As lenders continue to resist mortgage principal reduction, homeowners are beginning to ask why they cannot be given the same debt forgiveness extended to big corporations such as General Motors (GM) and Chrysler. In an editorial citing the 2009 bankruptcy of the two companies, the New York Times delves into the inconsistent behavior of lenders when it comes to cramdowns.

Lenders’ willingness to compromise depends on exactly who is asking for a break. When GM and Chrysler filed for Chapter 11 bankruptcy, billions of dollars of debt and liabilities were wiped off their plates. Homeowners and individuals also have the option of claiming bankruptcy, but they will not be welcomed back into the open arms of lenders as quickly as those corporations.

So the question being asked is this: Why are banks so willing to forgive the debt of large corporations, but completely refuse to work on the compromise with homeowners? The New York Times suggests appointing officers to evaluate the specific circumstances surrounding each mortgage default and make a smart decision that helps everyone. Homeowners would get another opportunity for a refinance or cramdown, and lenders would benefit from another chance to get a new loan instead of another home to add to their shadow inventory.

first tuesday take: The reason why lenders refuse to cut homeowners a break, but willingly forgive billions of dollars of debt from big corporations is simple: politics. Unfortunately, lenders are doing what they do best by extending mercy to business giants, which ultimately protects them from the political cold-shoulder. In the long run, it is more lucrative to stay in the good graces of politicians and business executives, and that makes forgiving their debt an easy decision. However, agreeing to a cramdown for one homeowner means agreeing to a cramdown for all homeowners, and that is just too much lost profit. [For more information regarding cramdowns, see the January 2010 first tuesday article, Cramdowns, cramdowns, cramdowns!]

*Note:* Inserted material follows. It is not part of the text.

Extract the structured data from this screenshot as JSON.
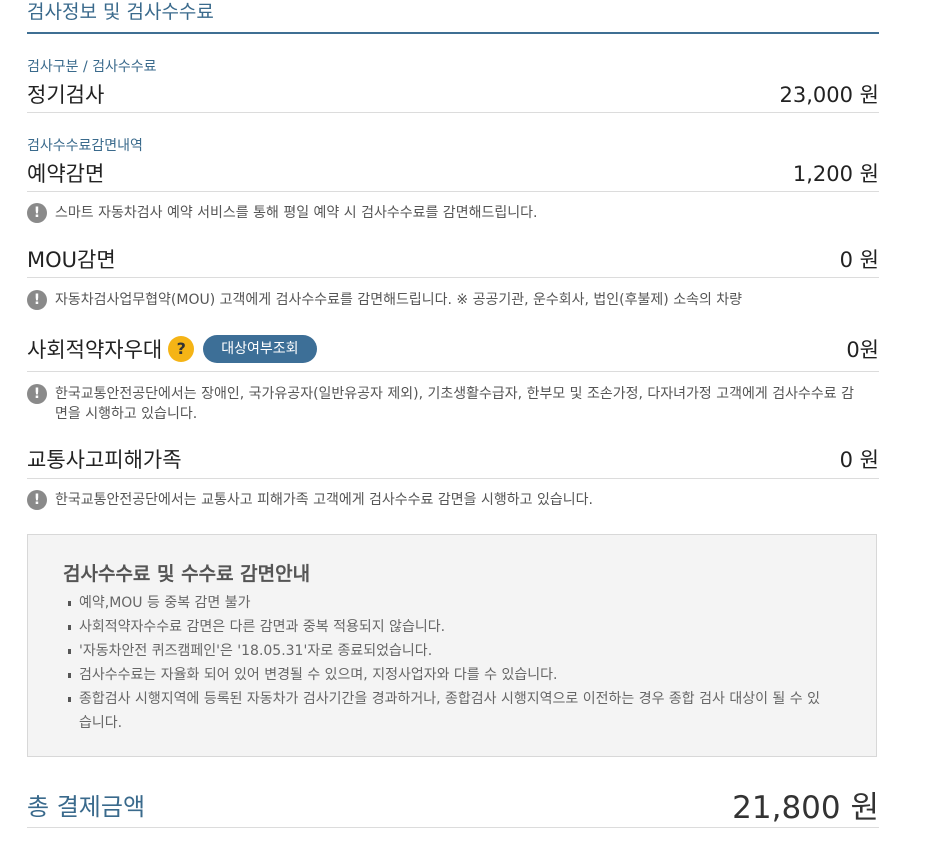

The government has emphasized the importance of homeownership as a moral issue for decades. Lenders have jumped on the bandwagon by excusing their unwillingness to forgive principal with the notion that homeowners are morally obligated to pay back what they owe. However, the grey area of a seemingly black and white issue becomes evident during economic peaks and valleys. If lenders knowingly originated thousands of subprime, Alt-A or adjustable rate mortgages (ARMs) during the Millennium Boom (2004 to 2007) — risky mortgages with high interest rates, balloon payments and great disregard for a homeowner’s risk of default — are they not then morally responsible for the thousands of resulting foreclosures? By originating those loans in the first place, lenders essentially catalyzed the foreclosure crisis themselves. Why, then, is all the blame directed at the homeowner?

Eventually, they will be stuck with no choice but to agree to loan modification and principal reduction, since roughly 250,000 foreclosures are started throughout the nation each month. Until then, it’s not difficult to figure out why lenders favor those with wealth and power.

Re: “What’s good for G.M. is good for homeowners” from the NY Times